The issue of slope stability is a core concern to geotechnical engineers. Traditional methods of slope analysis have potentially ignored the effects of surface cracks and vegetation. It is also known that higher seasonal rainfall and seepage through surface crack are closely associated with slope failure. In this study two different rainfall intensities are analysed for rainfall induced surface cracked slope failures. Surface cracks can change an existing seepage pattern and increase the soil moisture content into deeper layers at wet season. Therefore, a surface crack is likely to decrease the stability of the soil and increases the tendency of a slope to fail. For slopes with such fractures a parametric study was carried out to investigate the influence of different depths of cracks (10m, 20m, 30m & 40m) at the upper surface and slope surface at different distances from the crest (5m to 35m). The research also analysed the changes of seepage patterns, pore water pressure changes and slope failure surfaces locations due to the surface crack. The analysis was conducted using the computer modelling programs SEEP/ W and SLOPE/ W to model these combined effects with the seepage forces computed within SEEP/W exported to SLOPE/W for slope factor of safety analysis.The influences of vegetation effects on soil slopes are generally classified as two types they are hydrological and mechanical effects. The mechanical effects of the vegetation root are responsible for the physical interaction with the soil structure. The parametric study incorporated the vegetation root mechanical effects in slope stability. Root cohesion has been incorporated with Mohr-Coulomb soil model and it has been applied to the slope stability analysis software tool SLOPE/W to investigate the influence on marginal slopes factor of safety.

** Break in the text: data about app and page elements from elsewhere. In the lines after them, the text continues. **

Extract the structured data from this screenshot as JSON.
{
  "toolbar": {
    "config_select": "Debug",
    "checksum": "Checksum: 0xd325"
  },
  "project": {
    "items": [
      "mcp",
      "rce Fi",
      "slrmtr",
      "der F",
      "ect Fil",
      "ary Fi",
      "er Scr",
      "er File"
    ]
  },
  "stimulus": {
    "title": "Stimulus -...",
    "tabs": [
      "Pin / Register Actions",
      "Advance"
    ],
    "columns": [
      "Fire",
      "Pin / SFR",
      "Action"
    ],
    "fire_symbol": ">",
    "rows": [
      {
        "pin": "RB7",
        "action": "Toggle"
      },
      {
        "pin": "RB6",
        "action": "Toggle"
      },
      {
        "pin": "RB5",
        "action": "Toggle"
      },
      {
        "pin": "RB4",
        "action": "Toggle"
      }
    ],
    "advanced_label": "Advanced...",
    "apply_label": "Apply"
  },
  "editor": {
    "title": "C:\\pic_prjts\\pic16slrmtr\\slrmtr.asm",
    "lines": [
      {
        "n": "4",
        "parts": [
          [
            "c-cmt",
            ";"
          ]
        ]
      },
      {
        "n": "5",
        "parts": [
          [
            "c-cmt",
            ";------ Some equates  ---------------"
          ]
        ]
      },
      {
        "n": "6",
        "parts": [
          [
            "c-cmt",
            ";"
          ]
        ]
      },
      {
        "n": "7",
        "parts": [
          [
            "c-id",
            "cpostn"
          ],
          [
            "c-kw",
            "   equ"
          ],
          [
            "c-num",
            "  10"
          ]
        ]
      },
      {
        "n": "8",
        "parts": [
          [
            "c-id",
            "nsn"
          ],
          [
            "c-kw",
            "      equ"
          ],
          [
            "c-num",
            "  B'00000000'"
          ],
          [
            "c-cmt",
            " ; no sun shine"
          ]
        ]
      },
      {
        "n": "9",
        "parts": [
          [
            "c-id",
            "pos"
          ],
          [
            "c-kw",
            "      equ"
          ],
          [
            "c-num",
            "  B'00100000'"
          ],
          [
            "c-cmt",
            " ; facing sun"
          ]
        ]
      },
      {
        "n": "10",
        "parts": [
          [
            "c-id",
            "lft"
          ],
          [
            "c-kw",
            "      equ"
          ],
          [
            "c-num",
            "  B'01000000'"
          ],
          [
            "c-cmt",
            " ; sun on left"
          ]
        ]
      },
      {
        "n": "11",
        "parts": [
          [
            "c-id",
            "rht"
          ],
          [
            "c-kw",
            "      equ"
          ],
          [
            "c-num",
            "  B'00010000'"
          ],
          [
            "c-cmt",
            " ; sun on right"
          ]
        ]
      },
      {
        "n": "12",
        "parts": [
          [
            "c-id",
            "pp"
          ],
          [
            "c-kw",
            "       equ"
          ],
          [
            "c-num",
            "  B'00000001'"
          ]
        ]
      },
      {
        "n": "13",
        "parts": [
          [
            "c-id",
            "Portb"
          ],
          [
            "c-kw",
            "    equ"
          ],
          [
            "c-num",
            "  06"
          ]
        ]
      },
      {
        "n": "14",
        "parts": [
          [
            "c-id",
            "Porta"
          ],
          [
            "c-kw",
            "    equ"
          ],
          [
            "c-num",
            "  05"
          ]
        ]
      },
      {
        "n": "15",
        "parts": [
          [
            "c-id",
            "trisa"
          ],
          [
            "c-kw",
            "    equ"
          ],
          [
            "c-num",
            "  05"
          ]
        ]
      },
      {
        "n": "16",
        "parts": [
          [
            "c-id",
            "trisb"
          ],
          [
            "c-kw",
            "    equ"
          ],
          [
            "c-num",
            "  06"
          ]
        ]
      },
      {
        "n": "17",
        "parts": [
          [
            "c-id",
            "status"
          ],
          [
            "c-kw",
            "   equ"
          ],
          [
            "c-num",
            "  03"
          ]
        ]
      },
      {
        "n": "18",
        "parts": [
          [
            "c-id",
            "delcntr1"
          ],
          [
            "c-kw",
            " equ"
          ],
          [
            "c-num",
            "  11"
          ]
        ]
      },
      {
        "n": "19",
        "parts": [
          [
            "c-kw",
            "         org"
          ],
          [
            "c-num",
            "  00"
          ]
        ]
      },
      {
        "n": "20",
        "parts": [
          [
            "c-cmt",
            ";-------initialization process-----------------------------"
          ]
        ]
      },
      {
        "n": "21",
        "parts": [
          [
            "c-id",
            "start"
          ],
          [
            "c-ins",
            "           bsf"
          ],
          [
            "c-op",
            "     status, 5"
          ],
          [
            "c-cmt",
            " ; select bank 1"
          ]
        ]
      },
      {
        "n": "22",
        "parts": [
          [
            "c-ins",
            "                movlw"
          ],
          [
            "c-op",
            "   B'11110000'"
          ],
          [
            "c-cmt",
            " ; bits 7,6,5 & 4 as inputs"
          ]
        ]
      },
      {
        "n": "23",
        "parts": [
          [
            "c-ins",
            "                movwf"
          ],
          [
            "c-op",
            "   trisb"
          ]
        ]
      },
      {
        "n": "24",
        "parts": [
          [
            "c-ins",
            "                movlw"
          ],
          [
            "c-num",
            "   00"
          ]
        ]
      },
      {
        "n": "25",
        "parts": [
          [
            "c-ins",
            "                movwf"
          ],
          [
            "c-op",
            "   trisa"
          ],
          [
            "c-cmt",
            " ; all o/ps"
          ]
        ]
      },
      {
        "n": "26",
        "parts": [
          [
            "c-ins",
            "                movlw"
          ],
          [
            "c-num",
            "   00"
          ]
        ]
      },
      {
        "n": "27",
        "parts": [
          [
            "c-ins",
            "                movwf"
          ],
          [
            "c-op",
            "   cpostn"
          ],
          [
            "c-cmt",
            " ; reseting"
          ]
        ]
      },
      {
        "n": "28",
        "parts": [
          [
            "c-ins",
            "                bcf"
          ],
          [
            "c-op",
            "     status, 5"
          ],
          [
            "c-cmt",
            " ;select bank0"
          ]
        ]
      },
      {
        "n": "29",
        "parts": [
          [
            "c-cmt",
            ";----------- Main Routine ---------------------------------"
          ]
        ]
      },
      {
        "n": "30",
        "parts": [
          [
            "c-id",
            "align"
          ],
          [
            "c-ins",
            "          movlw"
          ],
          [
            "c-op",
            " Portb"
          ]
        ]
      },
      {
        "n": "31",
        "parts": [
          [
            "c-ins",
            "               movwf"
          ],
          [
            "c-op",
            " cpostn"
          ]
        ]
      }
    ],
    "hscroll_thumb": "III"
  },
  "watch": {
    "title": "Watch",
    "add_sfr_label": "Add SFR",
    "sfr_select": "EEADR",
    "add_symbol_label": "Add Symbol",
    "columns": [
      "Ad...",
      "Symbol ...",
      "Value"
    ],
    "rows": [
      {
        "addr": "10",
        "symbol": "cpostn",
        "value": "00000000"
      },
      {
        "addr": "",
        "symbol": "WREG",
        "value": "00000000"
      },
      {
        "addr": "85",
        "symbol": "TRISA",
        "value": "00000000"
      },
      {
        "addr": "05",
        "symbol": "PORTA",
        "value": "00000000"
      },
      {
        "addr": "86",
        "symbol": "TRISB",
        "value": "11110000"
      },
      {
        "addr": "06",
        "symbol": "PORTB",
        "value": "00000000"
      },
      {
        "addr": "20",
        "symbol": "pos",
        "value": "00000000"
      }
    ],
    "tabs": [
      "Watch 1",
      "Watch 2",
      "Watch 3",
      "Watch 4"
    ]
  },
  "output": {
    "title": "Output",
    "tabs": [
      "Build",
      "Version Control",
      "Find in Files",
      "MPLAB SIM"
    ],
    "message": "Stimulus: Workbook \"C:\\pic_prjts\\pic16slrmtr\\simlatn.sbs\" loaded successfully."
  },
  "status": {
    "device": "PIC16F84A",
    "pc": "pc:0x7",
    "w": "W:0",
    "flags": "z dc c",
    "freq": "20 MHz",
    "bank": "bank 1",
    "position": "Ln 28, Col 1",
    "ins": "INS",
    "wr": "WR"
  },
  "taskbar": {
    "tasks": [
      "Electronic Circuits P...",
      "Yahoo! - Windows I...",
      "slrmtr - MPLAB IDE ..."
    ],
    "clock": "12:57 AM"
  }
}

|Date of Award||1 Aug 2011|
- The University of Manchester
|Supervisor||Pauleen Lane (Supervisor)|